Land Access for Neighborhood Development is a mapping platform that allows Miami policymakers to visualize where lots are available near transit that could become housing options for underserved populations.
A program at the Center for Civic Innovation at Notre Dame is collecting data on contamination from lead paint in homes, and has created at-home testing kits it will then automate to improve health outcomes.
A collaboration among the University of Tennessee at Chattanooga, the city and other partners drives work behind the MLK Smart Corridor, used to test new technologies and generate data-driven outcomes.
A program from the University of Florida and Gainesville Fire Rescue tracks patient metrics and allows for real-time communication between emergency workers and hospitals, reducing costs of frequent EMS users.
The Abandoned to Vacant project, a collaboration between the city and the University of Missouri-Kansas City, uses open data to map abandoned houses and give potential buyers a sense of the surrounding neighborhood.
The Educational Partnerships for Innovation in Communities – Network is a nonprofit that facilitates 38 programs at universities across the country and their work with their communities to generate high-tech solutions.
Together with the Vanderbilt Initiative for Smart Cities Operation and Research, the Nashville Fire Department and the city’s IT agency created a tool that uses predictive modeling to forecast emergency response times.
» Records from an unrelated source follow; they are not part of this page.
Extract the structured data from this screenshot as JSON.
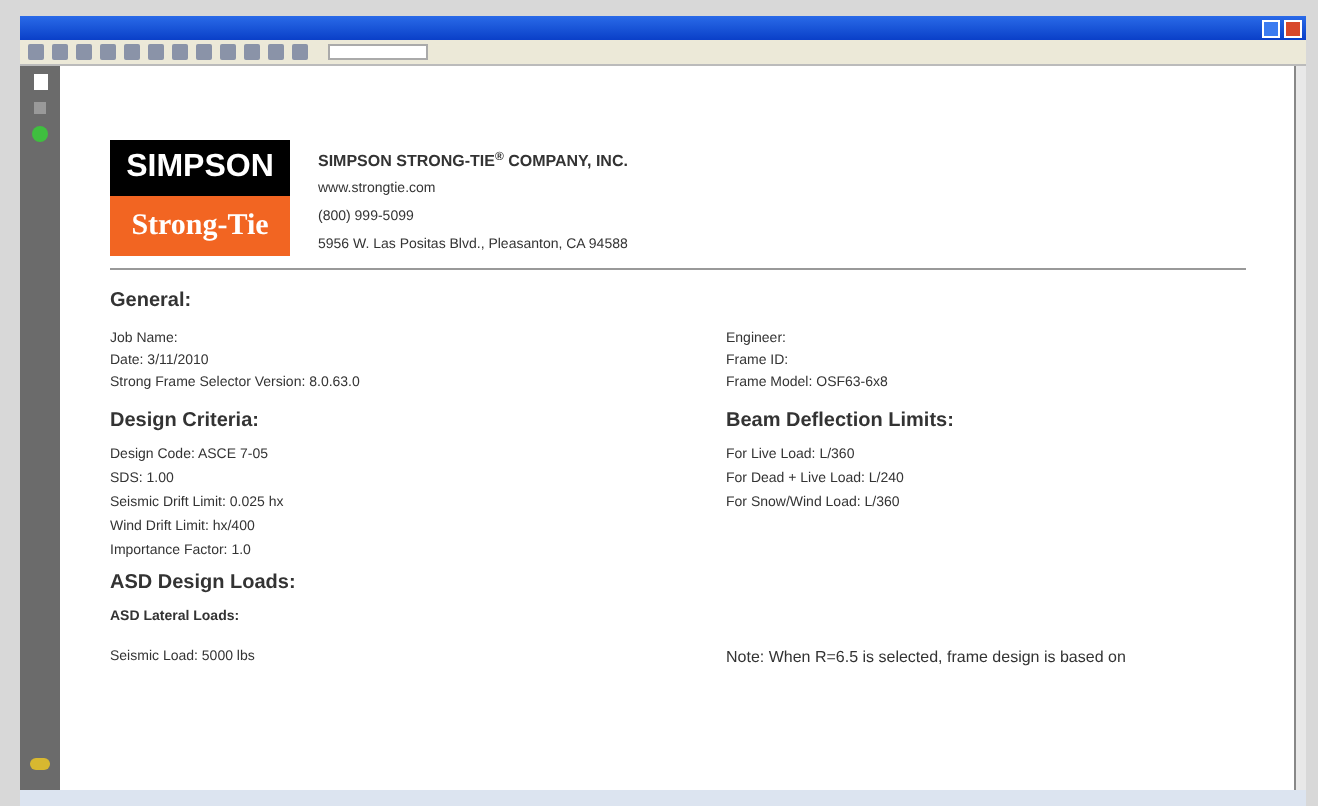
{
  "logo": {
    "top": "SIMPSON",
    "bottom": "Strong-Tie"
  },
  "company": {
    "name": "SIMPSON STRONG-TIE",
    "mark": "®",
    "suffix": " COMPANY, INC.",
    "website": "www.strongtie.com",
    "phone": "(800) 999-5099",
    "address": "5956 W. Las Positas Blvd.,  Pleasanton, CA 94588"
  },
  "general": {
    "heading": "General:",
    "left": [
      "Job Name:",
      "Date:  3/11/2010",
      "Strong Frame Selector Version:  8.0.63.0"
    ],
    "right": [
      "Engineer:",
      "Frame ID:",
      "Frame Model:  OSF63-6x8"
    ]
  },
  "design_criteria": {
    "heading": "Design Criteria:",
    "lines": [
      "Design Code:   ASCE 7-05",
      "SDS:  1.00",
      "Seismic Drift Limit:     0.025 hx",
      "Wind Drift Limit:   hx/400",
      "Importance Factor:  1.0"
    ]
  },
  "beam_deflection": {
    "heading": "Beam Deflection Limits:",
    "lines": [
      "For Live Load:  L/360",
      "For Dead + Live Load:  L/240",
      "For Snow/Wind Load:  L/360"
    ]
  },
  "asd": {
    "heading": "ASD Design Loads:",
    "subheading": "ASD Lateral Loads:",
    "lines": [
      "Seismic Load:  5000 lbs"
    ],
    "note": "Note: When R=6.5 is selected, frame design is based on"
  }
}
Together with Rice University and other local institutions, the Texas city is collaborating with residents and stakeholders to plan for future flood mitigation given the devastation seen during Hurricane Harvey.
Together with the University of Colorado Boulder, the city and county of Denver has developed a stormwater planning tool that uses GIS and data forecasting to inform policymaking ahead of predicted rainfall increase.
Together with Portland State University’s School of Urban Studies and Planning, Portland, Ore.’s Fire and Rescue Bureau is strategically using public data to reduce emergency call volume and improve city vibrancy.
Researchers at the University of Central Florida, in partnership with the city of Orlando, are using real-time traffic data to uncover strategies for reducing car crashes and ultimately creating fatality-free roads.
A partnership between the Philadelphia Water Department and Drexel University’s Sustainable Water Resource Engineering Lab uses sensors on green infrastructure in order to utilize city storm water more efficiently.
In collaboration with the University of Minnesota, the city of St. Paul is rethinking its approach to stormwater management through the use of green infrastructure and public-private partnerships.
Originally intended to extend Internet access to far-flung areas, a collaboration between UC San Diego and San Diego County has been used to monitor and respond to several recent wildfires.